“Recent policy tailwinds from the [law] have served as a catalyst for our solar manufacturing ambitions in the U.S, Enrico Viale, head of Enel’s North America operations, said in a statement.

The company is building a similar size plant in Sicily, which is plans to commission by July 2024, making it Europe’s largest gigawatt scale factory producing high performance bifacial PV modules. That plant is expected to cost close to $650 million, but the U.S. project is at $1 billion or more.

U.S. solar PV installations are projected to grow from 16 GW in 2022 to 41 GW by the end of 2025, says a study by Wood Mackenzie.

In October, Mission Solar Energy also said it would increase capacity at its 246,000-sq-ft San Antonio solar panel facility by 1 GW over the next two years. The program will get underway with the immediate addition of a 300-MW annual production line. 

Several solar projects were already underway prior to the law's passage, including South Korea-owned Hanwha Qcells’ 1.4-GW expansion of its Dalton, Ga., production facility set to finish next year. It also is exploring locations in the southeast and Texas for another manufacturing plant.


Tesla's Solar Outlook

Meanwhile, manufacturer Tesla would not confirm or deny recent press reports that it is exiting the solar installation business. “Tesla has canceled solar projects en masse across the US as the company says that it is shutting down its solar operations in some markets,” online publisher Electrek said in a Nov. 10 report.

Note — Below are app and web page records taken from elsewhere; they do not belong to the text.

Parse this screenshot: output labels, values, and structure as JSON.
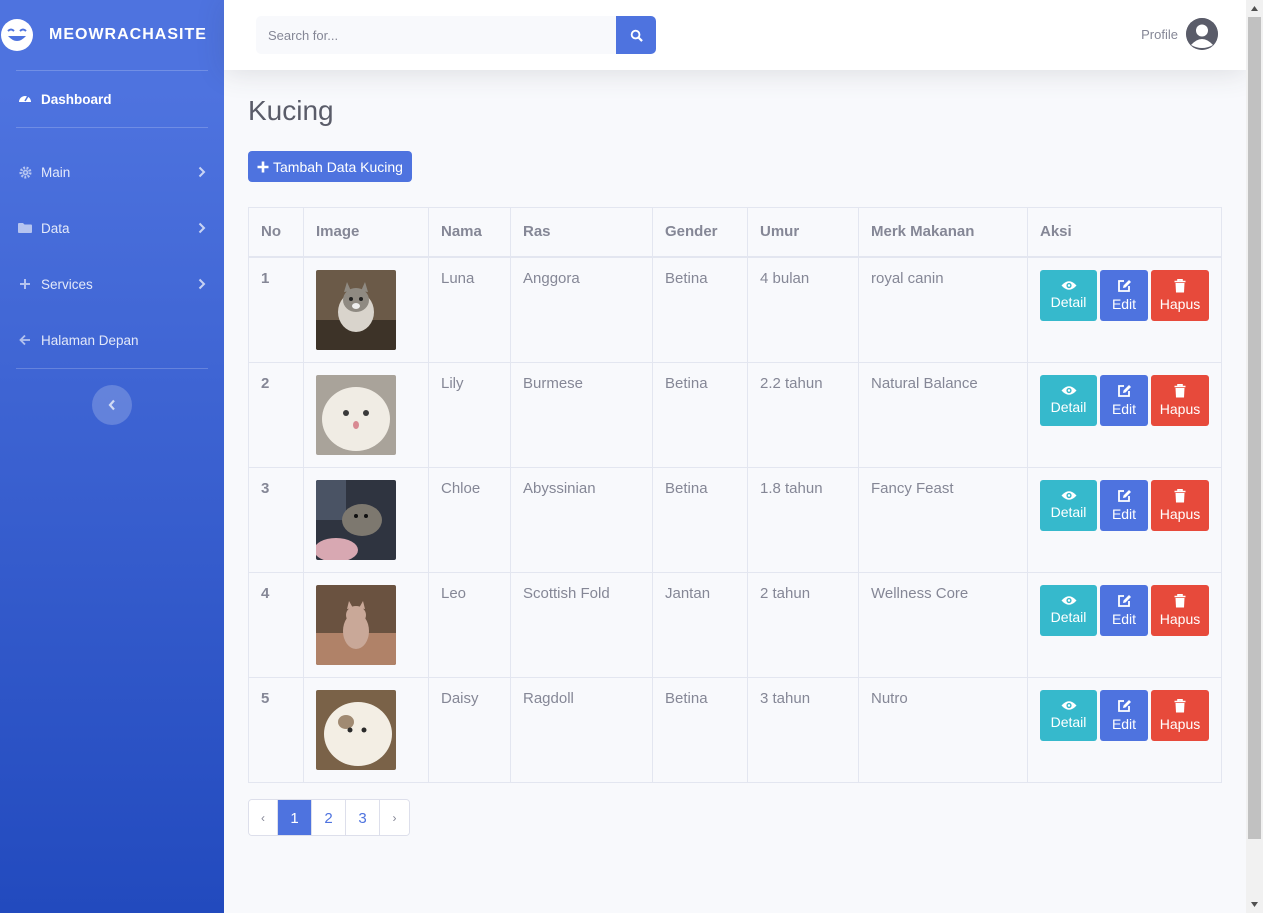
{
  "brand": {
    "name": "MEOWRACHASITE",
    "icon": "laughing-face-icon"
  },
  "sidebar": {
    "items": [
      {
        "label": "Dashboard",
        "icon": "tachometer-icon",
        "active": true
      },
      {
        "label": "Main",
        "icon": "gear-icon"
      },
      {
        "label": "Data",
        "icon": "folder-icon"
      },
      {
        "label": "Services",
        "icon": "plus-icon"
      },
      {
        "label": "Halaman Depan",
        "icon": "arrow-left-icon"
      }
    ]
  },
  "search": {
    "placeholder": "Search for..."
  },
  "profile": {
    "label": "Profile"
  },
  "page": {
    "title": "Kucing",
    "add_label": "Tambah Data Kucing"
  },
  "table": {
    "headers": [
      "No",
      "Image",
      "Nama",
      "Ras",
      "Gender",
      "Umur",
      "Merk Makanan",
      "Aksi"
    ],
    "rows": [
      {
        "no": "1",
        "nama": "Luna",
        "ras": "Anggora",
        "gender": "Betina",
        "umur": "4 bulan",
        "makanan": "royal canin"
      },
      {
        "no": "2",
        "nama": "Lily",
        "ras": "Burmese",
        "gender": "Betina",
        "umur": "2.2 tahun",
        "makanan": "Natural Balance"
      },
      {
        "no": "3",
        "nama": "Chloe",
        "ras": "Abyssinian",
        "gender": "Betina",
        "umur": "1.8 tahun",
        "makanan": "Fancy Feast"
      },
      {
        "no": "4",
        "nama": "Leo",
        "ras": "Scottish Fold",
        "gender": "Jantan",
        "umur": "2 tahun",
        "makanan": "Wellness Core"
      },
      {
        "no": "5",
        "nama": "Daisy",
        "ras": "Ragdoll",
        "gender": "Betina",
        "umur": "3 tahun",
        "makanan": "Nutro"
      }
    ],
    "actions": {
      "detail": "Detail",
      "edit": "Edit",
      "hapus": "Hapus"
    }
  },
  "pagination": {
    "prev": "‹",
    "pages": [
      "1",
      "2",
      "3"
    ],
    "next": "›",
    "active": "1"
  },
  "colors": {
    "primary": "#4e73df",
    "info": "#36b9cc",
    "danger": "#e74a3b"
  }
}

Solar customer told Electrek that they had received emails from Tesla cancelling their projects.

In its Oct. 19 third-quarter earnings report, Tesla said it deployed 248 MW of solar energy systems so far this year, with a total of 94 MW in the quarter, down from 106 MW in the previous quarter.

In an October federal filing Tesla said it is "currently focused on ramping production of energy storage products, improving our Solar Roof installation capability and efficiency, and increasing market share of retrofit and new build solar energy systems.”

It also stated commitment to growing its retrofit solar energy business, hiring new installers and collaborating with real estate developers and builders. “As these product lines grow, we will have to maintain adequate battery cell supply for our energy storage products and hire additional personnel, particularly skilled electricians, to support the ramp of Solar Roof,” the company said.